What you should do
Across the data below, how many lines hold "javax"? Answer with that number and nothing else.

Start of Records supplied

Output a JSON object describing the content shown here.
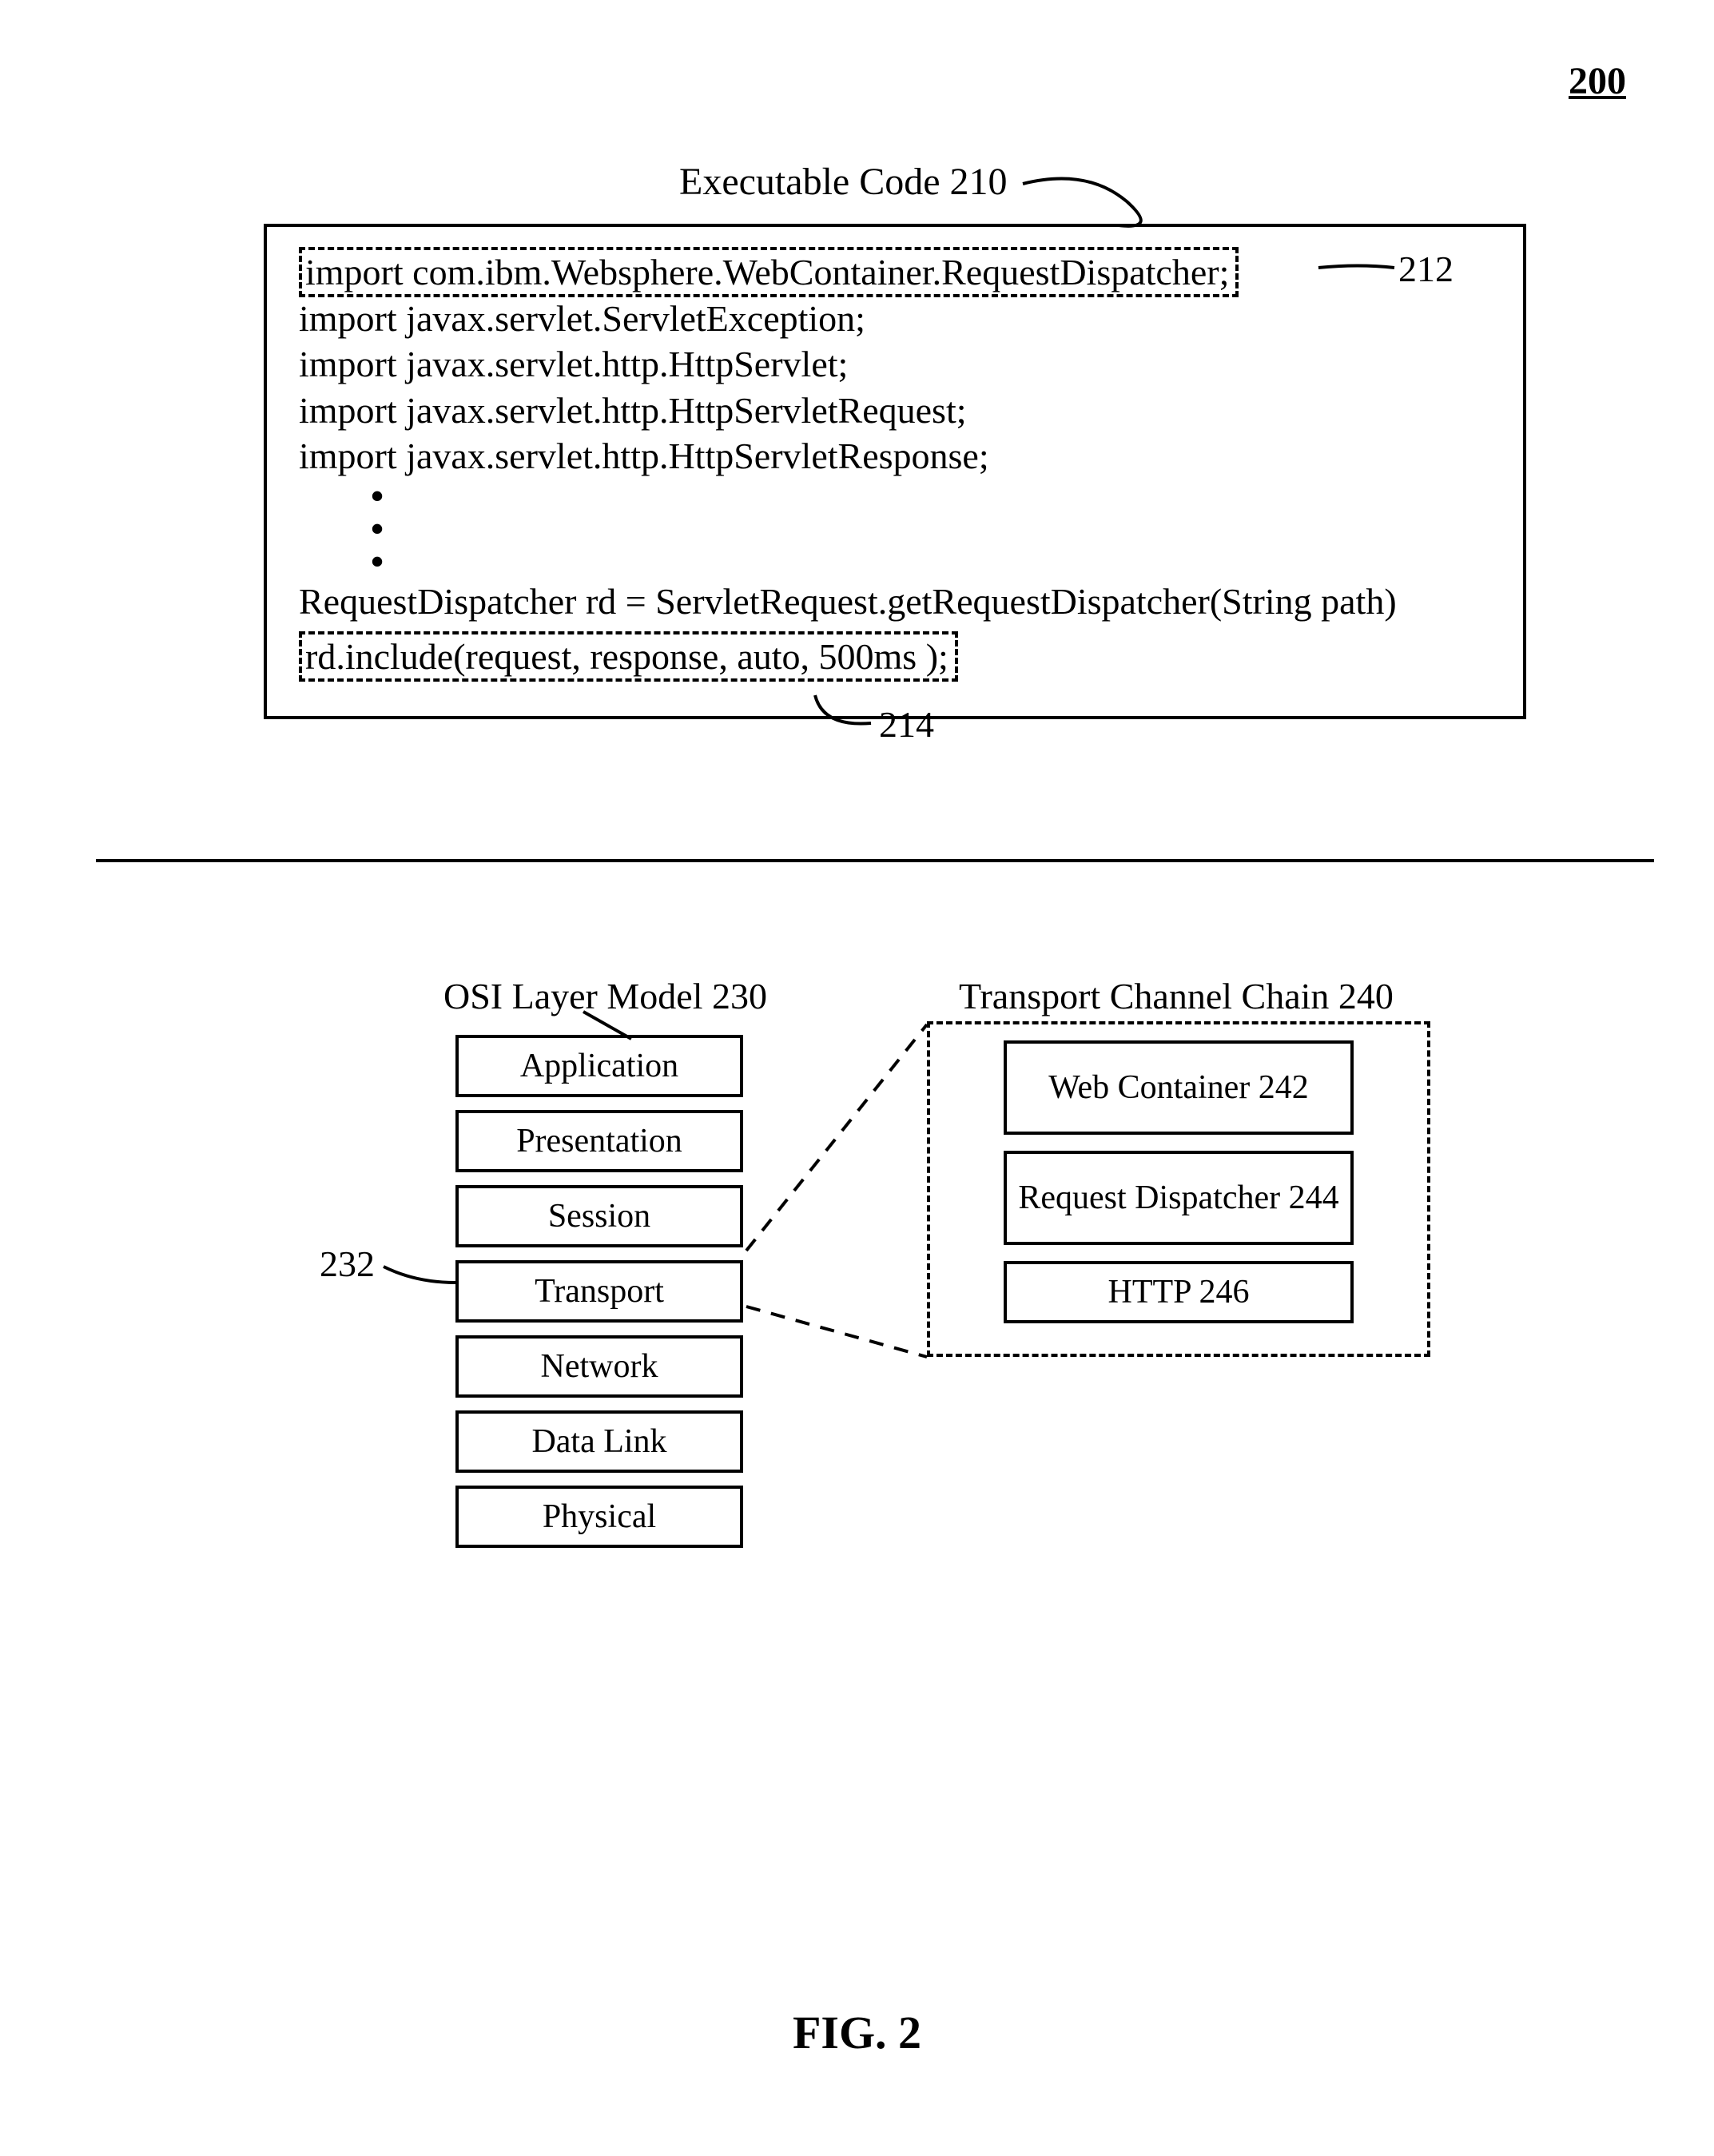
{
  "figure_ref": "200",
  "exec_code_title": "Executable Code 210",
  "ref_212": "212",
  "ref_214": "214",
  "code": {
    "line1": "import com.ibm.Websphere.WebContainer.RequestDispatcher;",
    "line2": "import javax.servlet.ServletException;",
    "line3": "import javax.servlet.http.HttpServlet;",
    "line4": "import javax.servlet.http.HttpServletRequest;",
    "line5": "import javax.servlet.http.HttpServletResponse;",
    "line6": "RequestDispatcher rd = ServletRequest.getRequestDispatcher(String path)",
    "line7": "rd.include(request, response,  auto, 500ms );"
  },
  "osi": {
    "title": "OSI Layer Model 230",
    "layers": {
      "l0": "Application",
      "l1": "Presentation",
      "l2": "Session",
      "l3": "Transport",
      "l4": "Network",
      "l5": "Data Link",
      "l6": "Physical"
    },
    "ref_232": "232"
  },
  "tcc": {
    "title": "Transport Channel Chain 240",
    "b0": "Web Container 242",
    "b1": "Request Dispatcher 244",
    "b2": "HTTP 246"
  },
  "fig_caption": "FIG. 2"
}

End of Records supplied

Result of the exercise
4